[Start of Attachment]

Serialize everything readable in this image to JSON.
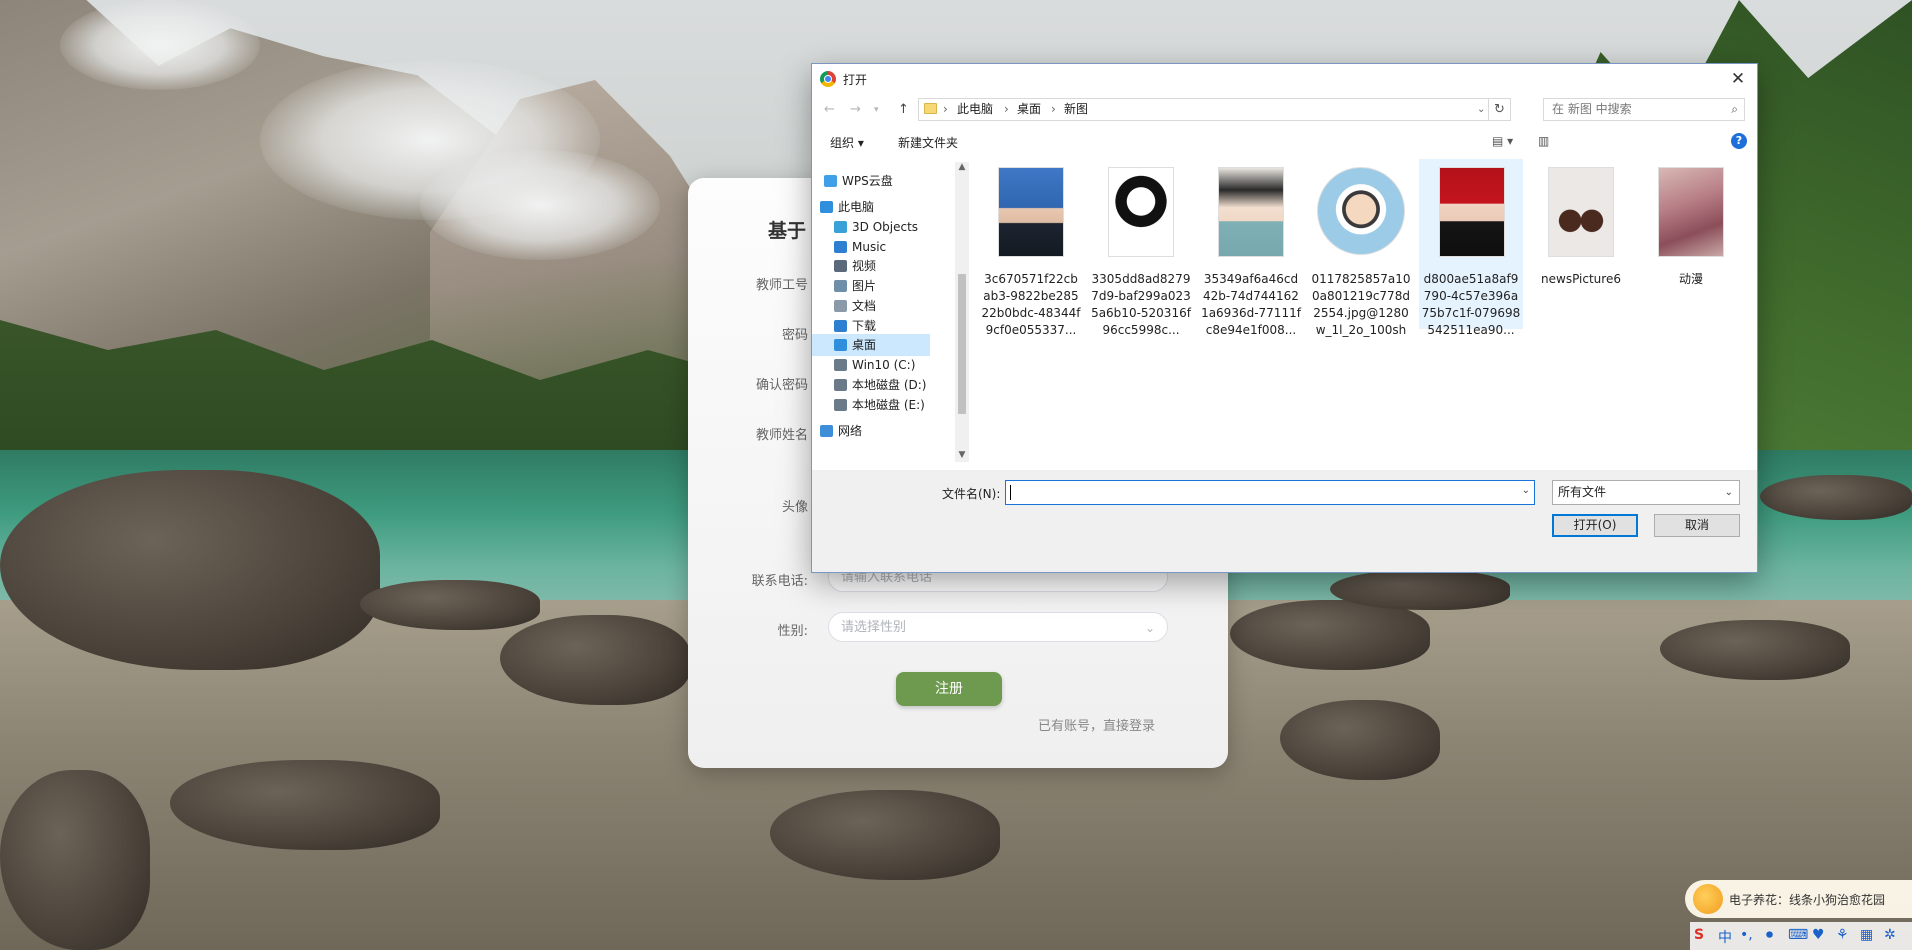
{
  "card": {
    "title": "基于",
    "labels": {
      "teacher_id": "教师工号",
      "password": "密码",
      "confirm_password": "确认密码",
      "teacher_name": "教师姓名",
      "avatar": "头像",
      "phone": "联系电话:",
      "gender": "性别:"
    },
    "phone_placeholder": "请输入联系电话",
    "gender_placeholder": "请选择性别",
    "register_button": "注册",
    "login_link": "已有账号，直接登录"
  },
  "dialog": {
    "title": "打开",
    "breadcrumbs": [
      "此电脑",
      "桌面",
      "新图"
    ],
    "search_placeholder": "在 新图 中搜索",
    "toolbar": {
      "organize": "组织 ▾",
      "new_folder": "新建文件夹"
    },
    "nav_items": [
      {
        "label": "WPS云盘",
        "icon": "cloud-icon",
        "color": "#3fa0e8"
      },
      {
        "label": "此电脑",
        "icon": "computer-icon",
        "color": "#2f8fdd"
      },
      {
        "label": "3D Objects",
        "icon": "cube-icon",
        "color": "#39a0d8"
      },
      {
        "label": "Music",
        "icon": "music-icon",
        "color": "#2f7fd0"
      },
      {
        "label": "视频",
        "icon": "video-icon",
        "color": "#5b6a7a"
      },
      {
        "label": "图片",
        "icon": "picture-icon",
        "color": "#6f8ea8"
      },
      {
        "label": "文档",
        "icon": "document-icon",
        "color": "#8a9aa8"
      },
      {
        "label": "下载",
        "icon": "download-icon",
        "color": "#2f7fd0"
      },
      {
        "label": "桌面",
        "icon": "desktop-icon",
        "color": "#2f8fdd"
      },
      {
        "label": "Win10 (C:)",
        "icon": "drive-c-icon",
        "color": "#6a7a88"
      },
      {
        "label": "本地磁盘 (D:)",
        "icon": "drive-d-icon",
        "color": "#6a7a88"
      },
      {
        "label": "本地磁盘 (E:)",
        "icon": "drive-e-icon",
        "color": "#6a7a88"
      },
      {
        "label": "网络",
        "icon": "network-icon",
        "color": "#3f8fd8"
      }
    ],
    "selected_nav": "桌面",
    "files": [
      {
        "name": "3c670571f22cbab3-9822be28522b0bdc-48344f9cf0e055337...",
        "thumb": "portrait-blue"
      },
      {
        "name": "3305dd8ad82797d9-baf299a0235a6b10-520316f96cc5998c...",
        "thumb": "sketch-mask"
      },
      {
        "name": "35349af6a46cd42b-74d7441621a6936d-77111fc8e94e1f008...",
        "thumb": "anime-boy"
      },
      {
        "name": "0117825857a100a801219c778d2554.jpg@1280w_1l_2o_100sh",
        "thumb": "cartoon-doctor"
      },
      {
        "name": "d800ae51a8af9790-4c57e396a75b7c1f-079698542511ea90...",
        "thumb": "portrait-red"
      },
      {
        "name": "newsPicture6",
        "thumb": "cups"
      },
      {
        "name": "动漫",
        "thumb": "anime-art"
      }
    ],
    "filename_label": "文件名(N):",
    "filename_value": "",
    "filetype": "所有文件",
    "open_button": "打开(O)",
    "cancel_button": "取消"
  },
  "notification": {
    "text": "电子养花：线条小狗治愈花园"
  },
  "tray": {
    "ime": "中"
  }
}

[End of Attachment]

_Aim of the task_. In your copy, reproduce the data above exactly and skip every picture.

_Output of the task_.
Serialize everything readable in this image to JSON.
{
  "card": {
    "title": "基于",
    "labels": {
      "teacher_id": "教师工号",
      "password": "密码",
      "confirm_password": "确认密码",
      "teacher_name": "教师姓名",
      "avatar": "头像",
      "phone": "联系电话:",
      "gender": "性别:"
    },
    "phone_placeholder": "请输入联系电话",
    "gender_placeholder": "请选择性别",
    "register_button": "注册",
    "login_link": "已有账号，直接登录"
  },
  "dialog": {
    "title": "打开",
    "breadcrumbs": [
      "此电脑",
      "桌面",
      "新图"
    ],
    "search_placeholder": "在 新图 中搜索",
    "toolbar": {
      "organize": "组织 ▾",
      "new_folder": "新建文件夹"
    },
    "nav_items": [
      {
        "label": "WPS云盘",
        "icon": "cloud-icon",
        "color": "#3fa0e8"
      },
      {
        "label": "此电脑",
        "icon": "computer-icon",
        "color": "#2f8fdd"
      },
      {
        "label": "3D Objects",
        "icon": "cube-icon",
        "color": "#39a0d8"
      },
      {
        "label": "Music",
        "icon": "music-icon",
        "color": "#2f7fd0"
      },
      {
        "label": "视频",
        "icon": "video-icon",
        "color": "#5b6a7a"
      },
      {
        "label": "图片",
        "icon": "picture-icon",
        "color": "#6f8ea8"
      },
      {
        "label": "文档",
        "icon": "document-icon",
        "color": "#8a9aa8"
      },
      {
        "label": "下载",
        "icon": "download-icon",
        "color": "#2f7fd0"
      },
      {
        "label": "桌面",
        "icon": "desktop-icon",
        "color": "#2f8fdd"
      },
      {
        "label": "Win10 (C:)",
        "icon": "drive-c-icon",
        "color": "#6a7a88"
      },
      {
        "label": "本地磁盘 (D:)",
        "icon": "drive-d-icon",
        "color": "#6a7a88"
      },
      {
        "label": "本地磁盘 (E:)",
        "icon": "drive-e-icon",
        "color": "#6a7a88"
      },
      {
        "label": "网络",
        "icon": "network-icon",
        "color": "#3f8fd8"
      }
    ],
    "selected_nav": "桌面",
    "files": [
      {
        "name": "3c670571f22cbab3-9822be28522b0bdc-48344f9cf0e055337...",
        "thumb": "portrait-blue"
      },
      {
        "name": "3305dd8ad82797d9-baf299a0235a6b10-520316f96cc5998c...",
        "thumb": "sketch-mask"
      },
      {
        "name": "35349af6a46cd42b-74d7441621a6936d-77111fc8e94e1f008...",
        "thumb": "anime-boy"
      },
      {
        "name": "0117825857a100a801219c778d2554.jpg@1280w_1l_2o_100sh",
        "thumb": "cartoon-doctor"
      },
      {
        "name": "d800ae51a8af9790-4c57e396a75b7c1f-079698542511ea90...",
        "thumb": "portrait-red"
      },
      {
        "name": "newsPicture6",
        "thumb": "cups"
      },
      {
        "name": "动漫",
        "thumb": "anime-art"
      }
    ],
    "filename_label": "文件名(N):",
    "filename_value": "",
    "filetype": "所有文件",
    "open_button": "打开(O)",
    "cancel_button": "取消"
  },
  "notification": {
    "text": "电子养花：线条小狗治愈花园"
  },
  "tray": {
    "ime": "中"
  }
}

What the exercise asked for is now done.